A few weeks ago, I put a shout out for anyone interested in teaching me how to make authentic perogies from scratch. I had responses from two friends and fellow foodies. Megan (aka The Gluten Free Vegan) practically grew up in her friend’s Polish home and is well-versed in the art of homemade “pierogi”. Leanne (guest author for The Gourmet Housewife), has the last name Trofimenkoff, which as you can imagine, puts her into the front-running for Russian “varenyky”-making skills.
So we chatted, and set up a date, and I promised to provide the ingredients and the wine if they would provide the skills. Leanne got in contact with her Mom to get the secret family recipe, and the stage was set!
What were some of the highlights of the day?
Megan was a little confused at first as to whether we were making Chinese dumplings or perogies.
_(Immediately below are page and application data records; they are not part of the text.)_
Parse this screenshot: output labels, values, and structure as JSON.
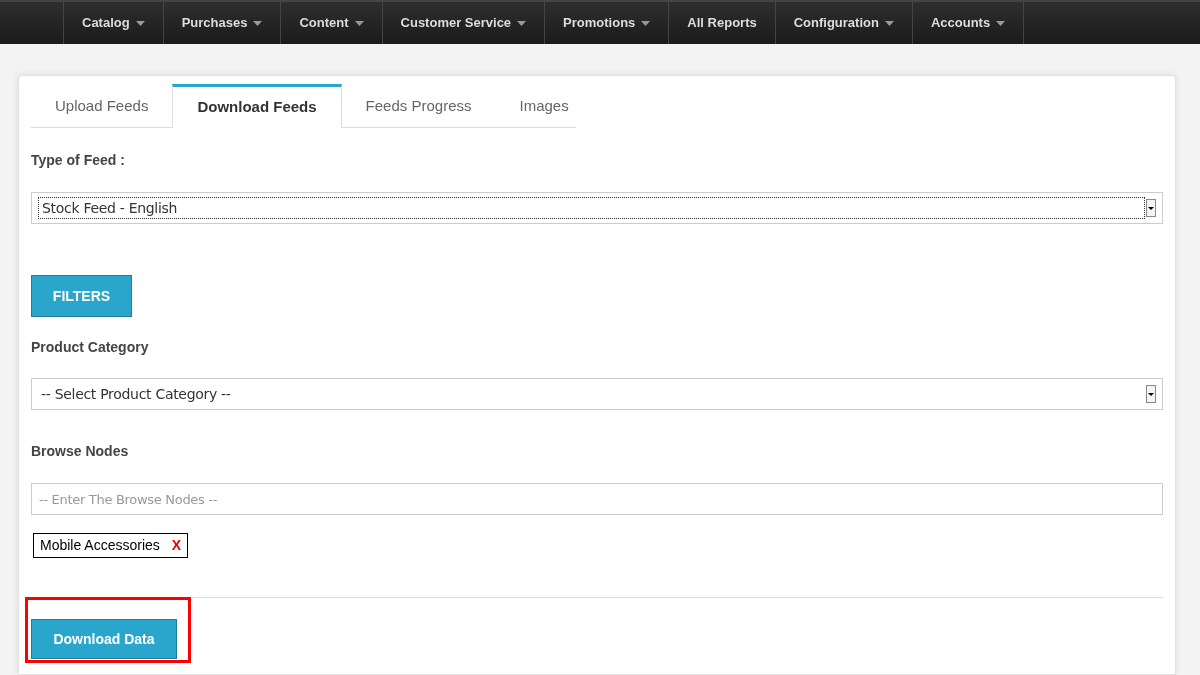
{
  "nav": [
    {
      "label": "Catalog",
      "dropdown": true
    },
    {
      "label": "Purchases",
      "dropdown": true
    },
    {
      "label": "Content",
      "dropdown": true
    },
    {
      "label": "Customer Service",
      "dropdown": true
    },
    {
      "label": "Promotions",
      "dropdown": true
    },
    {
      "label": "All Reports",
      "dropdown": false
    },
    {
      "label": "Configuration",
      "dropdown": true
    },
    {
      "label": "Accounts",
      "dropdown": true
    }
  ],
  "tabs": [
    {
      "label": "Upload Feeds",
      "selected": false
    },
    {
      "label": "Download Feeds",
      "selected": true
    },
    {
      "label": "Feeds Progress",
      "selected": false
    },
    {
      "label": "Images",
      "selected": false
    }
  ],
  "feed_type": {
    "label": "Type of Feed :",
    "value": "Stock Feed - English"
  },
  "filters_button": "FILTERS",
  "product_category": {
    "label": "Product Category",
    "value": "-- Select Product Category --"
  },
  "browse_nodes": {
    "label": "Browse Nodes",
    "placeholder": "-- Enter The Browse Nodes --"
  },
  "tags": [
    {
      "label": "Mobile Accessories",
      "remove": "X"
    }
  ],
  "download_button": "Download Data"
}
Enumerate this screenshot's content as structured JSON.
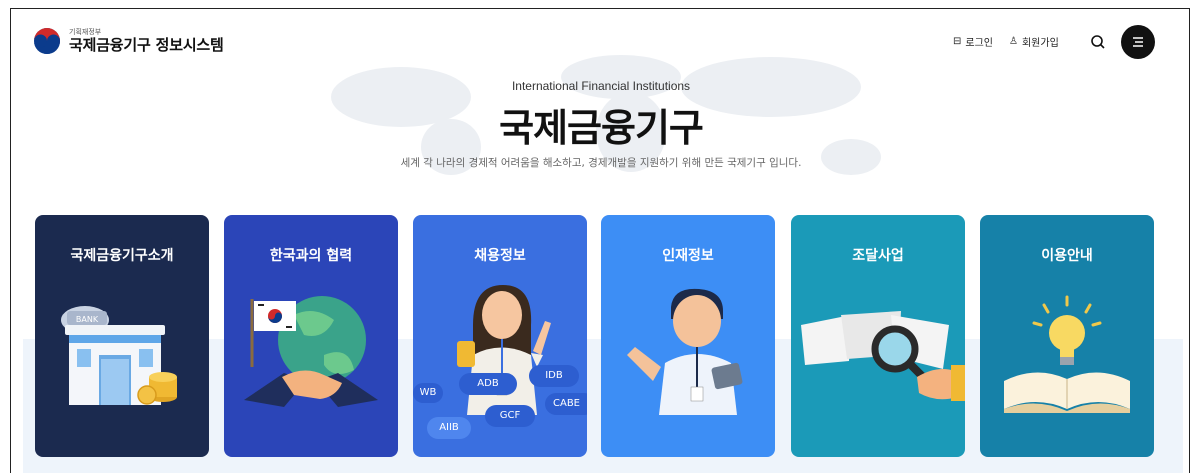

After Leanne refreshed her on the technique, she tried to fix the first one she made, but it ended up looking more like a stegosaurus than a perogy! (The rest of hers were fabulous, it’s just fun to rib her a bit.)
P.S. Forgive the blurry photo – I was laughing so hard, the camera kept shaking:
We agreed after the fact that it would have been easier to make the mashed potato/filling ahead of time, as it added a few hours onto the total. But hey, it was a perfect excuse to have a glass of wine while we waited for it to cool.
Leanne demonstrated that you have to put a lot of “oomph” into cutting the dough.
We may or may not have cheated on one aspect of the perogy-making. That remains up for debate though. Some would call us genius. Where did we cheat? You’ll never know…we swore to take the secret to our graves.
We discovered that we pretty much make the best perogies ever:
But the best highlight of the day? Cooking with fellow foodies who love it as much as I do!
Yield: 5 dozen
- 5 lbs potatoes, peeled and cubed
- 1 large onion, chopped
- ½ cup butter
- salt & pepper
- 4 cups flour
- 1 tsp salt
- ½ cup butter
- 2 beaten eggs
- 2 cups milk
- Boil potatoes until fork tender. Drain.
- Sauté onions in butter until soft and translucent.
- Add butter and onions to potatoes along with milk, salt and pepper (and extra butter if needed!). Whip until smooth.
- Rub flour, salt and butter together until crumbly.
- Add eggs and enough milk to moisten the dough. The dough should resemble homemade pasta dough - soft, but slightly firm.
- Knead dough well for a few minutes. Place in a floured bowl, cover, and let rest for 30 minutes.
- On a floured surface, roll dough out and cut into circles.
- Fill circles with about a tablespoon of prepared filling and pinch. (Here's a great
- how-to video.)